Nine years is not a long time — not if you are award-winning singer and songwriter, Randy Newman. Newman has a new album called Dark Matter, his first studio recording of all new, original material in nearly a decade.
It’s also only his fifth studio album of new material since 1980. Since the mid-Eighties, long delays between albums have become the norm for Newman, but his fans know the wait is always worth it. In turbulent times of political and social unrest, Newman is someone to automatically turn to for commentary, opinion and insight. But as any fan of the man's work can attest, don’t expect his writing to ever be obvious or superficial.
Newman avoids the predictable and he stays far away from the sensational. Instead, he takes a topic and tries to find out what makes it tick. He shakes it a little, bangs it on the table, throws it against the wall, and turns it upside down in a quest to find something few have noticed or paid attention to. Dark Matter takes this “look under the hood” approach that matches these controversial days.
Numerous songs on Dark Matter play like theatrical productions or selections from movie soundtracks. The album begins with “The Great Debate,” an eight-minute, self-contained mini-musical which deals with a science-versus-religion debate. It’s presented as a sporting event held in a Durham, North Carolina arena (“in the heart of the research triangle”). On one side is an assortment of scientists, doctors and other smart folk and on the other are members of many different religious groups, several gospel musical groups, and other holy rollers. Newman plays the narrator — or referee — as each side argues its case.
“Brothers” is a fictional conversation between John F. Kennedy and his brother, Robert Kennedy. The two are together in the Oval Office in 1961, just before the Bay of Pigs invasion of Cuba. Their serious discussion over the escalating situation in Cuba culminates with a sudden celebration of Cuban singing sensation, Celia Cruz.
The trilogy of vignettes that opens Dark Matter wraps with “Putin,” a satirical song-and-dance number that targets the Russian president. This is how Dark Matter proceeds: it's an album heavily influenced by Newman’s work in motion pictures and theatre. Peppered throughout the album, as respites from the bigger-budget productions, are simpler ruminations on aging, like the poignant “Lost Without You” and a playful tune about an aging surfer called “On The Beach.”
Newman addresses love in “She Chose Me” whereas in “Sonny Boy,” he tells the story of the bluesman known as the original Sonny Boy Williamson.
Dark Matter is the follow-up to 2008’s Harps And Angels.
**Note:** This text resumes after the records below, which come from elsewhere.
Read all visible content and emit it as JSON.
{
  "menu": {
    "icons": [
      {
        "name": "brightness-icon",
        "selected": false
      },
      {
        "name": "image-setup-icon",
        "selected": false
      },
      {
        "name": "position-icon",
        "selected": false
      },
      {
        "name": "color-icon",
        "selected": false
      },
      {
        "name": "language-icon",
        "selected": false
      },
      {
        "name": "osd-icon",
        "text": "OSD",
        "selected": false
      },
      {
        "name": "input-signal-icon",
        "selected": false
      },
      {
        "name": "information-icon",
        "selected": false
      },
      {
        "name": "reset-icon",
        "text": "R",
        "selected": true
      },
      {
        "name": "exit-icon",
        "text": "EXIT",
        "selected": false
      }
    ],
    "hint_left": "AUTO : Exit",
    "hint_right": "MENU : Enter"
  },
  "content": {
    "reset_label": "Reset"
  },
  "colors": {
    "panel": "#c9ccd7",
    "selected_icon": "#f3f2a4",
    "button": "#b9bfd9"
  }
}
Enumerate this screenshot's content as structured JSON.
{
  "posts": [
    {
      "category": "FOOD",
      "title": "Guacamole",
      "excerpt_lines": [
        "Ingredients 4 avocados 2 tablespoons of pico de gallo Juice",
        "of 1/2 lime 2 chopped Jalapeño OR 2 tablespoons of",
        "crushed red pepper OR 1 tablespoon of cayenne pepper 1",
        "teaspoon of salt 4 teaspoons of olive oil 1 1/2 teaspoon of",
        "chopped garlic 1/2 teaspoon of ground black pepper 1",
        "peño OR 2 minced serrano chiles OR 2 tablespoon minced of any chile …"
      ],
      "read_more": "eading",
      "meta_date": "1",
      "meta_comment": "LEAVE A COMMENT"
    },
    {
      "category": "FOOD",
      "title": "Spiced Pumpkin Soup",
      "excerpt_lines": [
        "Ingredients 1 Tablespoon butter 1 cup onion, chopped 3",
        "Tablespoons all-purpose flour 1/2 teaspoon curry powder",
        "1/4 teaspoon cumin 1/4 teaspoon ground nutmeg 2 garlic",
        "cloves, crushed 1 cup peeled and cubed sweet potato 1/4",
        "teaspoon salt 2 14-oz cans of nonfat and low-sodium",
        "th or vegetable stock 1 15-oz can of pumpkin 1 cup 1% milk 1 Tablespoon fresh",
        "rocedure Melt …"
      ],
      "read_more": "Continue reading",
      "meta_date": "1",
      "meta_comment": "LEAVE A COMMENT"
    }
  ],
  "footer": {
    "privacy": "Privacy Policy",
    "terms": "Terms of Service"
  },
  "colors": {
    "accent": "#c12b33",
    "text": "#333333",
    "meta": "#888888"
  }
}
During the nine years since Harps And Angels was released, Newman issued the second and third volumes of his “Randy Newman Songbook” album series, which feature stripped-down, re-recorded versions of older songs. He released his second live album, Live In London, and, of course, involved himself in significant movie soundtrack work.
For this new release, he turned to drummer Matt Chamberlain, bassist David Piltch, guitarist Blake Mills, keyboardist Mitchell Froom and a large gathering of backing vocalists. Newman played piano, sang, wrote all of the songs and handled the orchestration, including arranging and conducting. Froom teamed up with Lenny Waronker and David Boucher to produce the album.
Such a long wait for nine new songs may be frustrating for some, but Dark Matter arrives at the right time and delivers the commentary and insight we crave from Newman. He makes you forget about the time that has passed and puts the focus on where it belongs: the present. The man is one of the era’s great songwriters, composers, and storytellers, and Dark Matter perfectly fits in his legacy.
On Monday, August 7 at 8 p.m. EDT, FUV Live features Randy Newman sharing songs and stories at Electric Lady Studios, joined by host Rita Houston and a lucky crowd of WFUV Members. Listen live on 90.7FM and WFUV.org, or on-demand in the Vault.